--- Source material Enclosed Below ---

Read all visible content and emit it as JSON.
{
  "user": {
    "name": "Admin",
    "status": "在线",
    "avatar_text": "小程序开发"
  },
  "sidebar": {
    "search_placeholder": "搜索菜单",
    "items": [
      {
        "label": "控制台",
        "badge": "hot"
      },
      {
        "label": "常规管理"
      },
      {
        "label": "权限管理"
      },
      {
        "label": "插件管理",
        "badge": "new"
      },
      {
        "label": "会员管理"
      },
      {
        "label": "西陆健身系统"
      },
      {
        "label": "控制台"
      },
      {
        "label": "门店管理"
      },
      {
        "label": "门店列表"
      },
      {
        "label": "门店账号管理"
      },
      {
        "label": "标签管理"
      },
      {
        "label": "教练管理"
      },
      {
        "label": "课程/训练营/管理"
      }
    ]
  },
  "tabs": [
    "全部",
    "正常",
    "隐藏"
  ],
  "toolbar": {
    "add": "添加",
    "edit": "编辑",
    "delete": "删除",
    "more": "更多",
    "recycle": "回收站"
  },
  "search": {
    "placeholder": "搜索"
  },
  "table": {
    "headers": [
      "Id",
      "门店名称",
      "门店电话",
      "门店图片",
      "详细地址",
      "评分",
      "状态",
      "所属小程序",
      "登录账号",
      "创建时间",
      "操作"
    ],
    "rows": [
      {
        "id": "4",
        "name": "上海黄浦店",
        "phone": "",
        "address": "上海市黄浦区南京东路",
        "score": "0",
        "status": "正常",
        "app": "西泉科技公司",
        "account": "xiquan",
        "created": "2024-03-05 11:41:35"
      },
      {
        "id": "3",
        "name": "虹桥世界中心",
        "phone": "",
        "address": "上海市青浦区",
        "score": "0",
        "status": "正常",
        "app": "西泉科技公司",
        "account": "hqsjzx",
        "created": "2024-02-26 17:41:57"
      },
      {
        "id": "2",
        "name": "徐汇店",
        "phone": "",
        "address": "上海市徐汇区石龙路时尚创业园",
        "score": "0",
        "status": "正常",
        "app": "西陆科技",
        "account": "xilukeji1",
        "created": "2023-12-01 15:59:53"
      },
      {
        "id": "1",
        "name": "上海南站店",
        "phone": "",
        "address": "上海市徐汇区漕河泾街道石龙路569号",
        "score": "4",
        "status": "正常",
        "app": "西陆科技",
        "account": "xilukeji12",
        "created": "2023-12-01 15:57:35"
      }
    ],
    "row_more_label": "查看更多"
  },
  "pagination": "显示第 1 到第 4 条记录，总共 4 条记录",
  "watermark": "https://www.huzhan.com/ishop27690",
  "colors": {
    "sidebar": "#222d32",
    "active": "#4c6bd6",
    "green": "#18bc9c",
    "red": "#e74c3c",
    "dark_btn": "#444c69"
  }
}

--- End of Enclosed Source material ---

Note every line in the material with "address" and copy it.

• Task result:
        "address": "上海市黄浦区南京东路",
        "address": "上海市青浦区",
        "address": "上海市徐汇区石龙路时尚创业园",
        "address": "上海市徐汇区漕河泾街道石龙路569号",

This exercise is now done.